Lectures can be deadly dull, one-way communication train wrecks. But they also can be a necessary step in the learning journey. While intuition and experience make it easy to identify what makes a lecture bad, zeroing in on what to improve can be a little more difficult. Here are some strategies that really work to liven up lecture-based activities, according to the adult education literature.
1. Chunk the Material into 10-minute Segments
Studies on attention spans show that after 10 minutes, minds began to wander. What works better is to break a full day of lecture into a series of 10-minute chunks followed by 10 minutes of Q&A. Use moderators to make sure the lectures stay within 10 minutes; the moderators also can collect questions from the audience and read them out loud.
If your speaker isn't comfortable with frequent Q&A, you can inject a case, or ask participants to take a minute to reflect or to write down how they'll use what they just heard.
2. Quiz Your Audience
Use an audience response system to gauge whether the audience is getting it or not. And if you can't afford an ARS, make up your own. You can cut up strips of different-colored paper to hand to the audience as they walk in. Every 10 minutes, have the speaker put up a multiple-choice quiz, with each question keyed to one of the paper colors. The audience then votes with the papers, and if hardly anyone gets the answer wrong, the speaker can move on to the next area. The only down side to this, is that you lose the anonymity of an ARS—audience members might feel embarrassed if they’re the only one with a red card in their hand when everyone else is holding up a yellow card.

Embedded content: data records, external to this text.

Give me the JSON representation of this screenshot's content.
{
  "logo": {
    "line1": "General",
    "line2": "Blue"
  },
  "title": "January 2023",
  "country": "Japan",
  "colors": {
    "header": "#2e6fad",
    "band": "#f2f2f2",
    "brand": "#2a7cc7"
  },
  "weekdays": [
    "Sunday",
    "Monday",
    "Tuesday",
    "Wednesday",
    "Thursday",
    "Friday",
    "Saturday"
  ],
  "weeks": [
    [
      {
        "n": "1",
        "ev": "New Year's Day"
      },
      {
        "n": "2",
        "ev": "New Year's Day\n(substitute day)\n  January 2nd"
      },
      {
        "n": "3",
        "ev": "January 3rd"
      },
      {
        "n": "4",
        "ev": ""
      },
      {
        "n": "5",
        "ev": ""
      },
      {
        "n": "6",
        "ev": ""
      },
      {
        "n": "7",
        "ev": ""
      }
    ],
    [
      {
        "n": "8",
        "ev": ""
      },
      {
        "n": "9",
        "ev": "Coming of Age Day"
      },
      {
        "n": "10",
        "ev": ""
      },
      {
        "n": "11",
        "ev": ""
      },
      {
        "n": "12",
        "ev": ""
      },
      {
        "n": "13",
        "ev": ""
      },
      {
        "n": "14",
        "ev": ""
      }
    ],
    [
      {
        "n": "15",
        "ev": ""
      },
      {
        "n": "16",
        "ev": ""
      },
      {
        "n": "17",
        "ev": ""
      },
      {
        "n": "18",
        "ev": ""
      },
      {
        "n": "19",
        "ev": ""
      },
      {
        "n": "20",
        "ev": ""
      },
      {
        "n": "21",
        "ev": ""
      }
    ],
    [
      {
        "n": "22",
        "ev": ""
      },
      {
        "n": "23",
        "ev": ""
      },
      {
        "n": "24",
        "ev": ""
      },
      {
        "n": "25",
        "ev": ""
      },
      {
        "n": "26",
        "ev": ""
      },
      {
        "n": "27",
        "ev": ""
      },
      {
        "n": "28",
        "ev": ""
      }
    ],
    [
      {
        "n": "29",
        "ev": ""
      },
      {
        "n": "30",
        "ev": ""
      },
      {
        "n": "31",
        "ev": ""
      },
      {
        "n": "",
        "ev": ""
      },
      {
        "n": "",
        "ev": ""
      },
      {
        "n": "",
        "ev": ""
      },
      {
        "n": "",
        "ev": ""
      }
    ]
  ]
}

3. Put the Audience to Work
Think about having the speaker give the audience a few facts and then ask them to break into small groups and develop solution to a challenge using those facts. It should create a teachable moment because it will thrust them into a situation where they only have partial knowledge of how to accomplish the task. Then the speakers can walk them through the process, and they can pull out the fallacies and assumptions from what they created.
Small-group discussions can be effective because they offer the opportunity for attendees to test the way they do things against their peers and the experts. But, just as you have to have an effective speaker for the lecture to be successful, you have to have an effective facilitator if you want a small group to be effective.
All too often, lectures that break out into small group discussions are led by whoever raises a hand. Small-group activities that are not well thought out, designed, or led won’t be effective. Include your speakers in every element of the meeting's design, and make sure that speakers are available to the small groups to help guide, advise, or just answer questions.
4. Save Time for the Q&A
All too often, speakers talk until the end of their allotted time period, leaving no room for the Q&A participants crave. One idea is to limit the speaking portion of a one-hour session slot to 30 minutes, reserving the second half for Q&A. While at first speakers may not like the idea, they usually will come around once they see how the audience responds.
5. Bring the Learning Home By Using Attendees' Cases
Ask speakers to use cases, samples, and if at all possible data from the attendees’ own organizations. This allows speakers to bring their points home in ways that relate to that specific audience's work and professional environment, making it easier to translate what they learned to their work.
6. Lose the Lecture Altogether
If you have a speaker who's daring enough to give it a try, turn the lecture into one big Q&A. Have the speaker explain his topic, then ask the audience to suggest some real-world problems they’d like him to address.
Focus on Development. Of course, when you’re asking more of your speakers, you may have to teach them how to make their lectures more effective. Even using an ARS is a new skill set. The impulse is for people who know a lot to just want to tell people what they know.
Yes, you'll probably get push-back from your faculty, but while most presenters are comfortable giving a lecture for an hour, what's effective for the audience is when you let them dictate the specifics of what gets talked about. While speakers probably won't embrace all your ideas, see if you can talk them into making just one small change to make it more effective. Once they see it working, they likely will be willing to do a bit more next time, and before you know it you will have made a typical program into something extraordinary.
Note: This article is an update of one published inin 2004.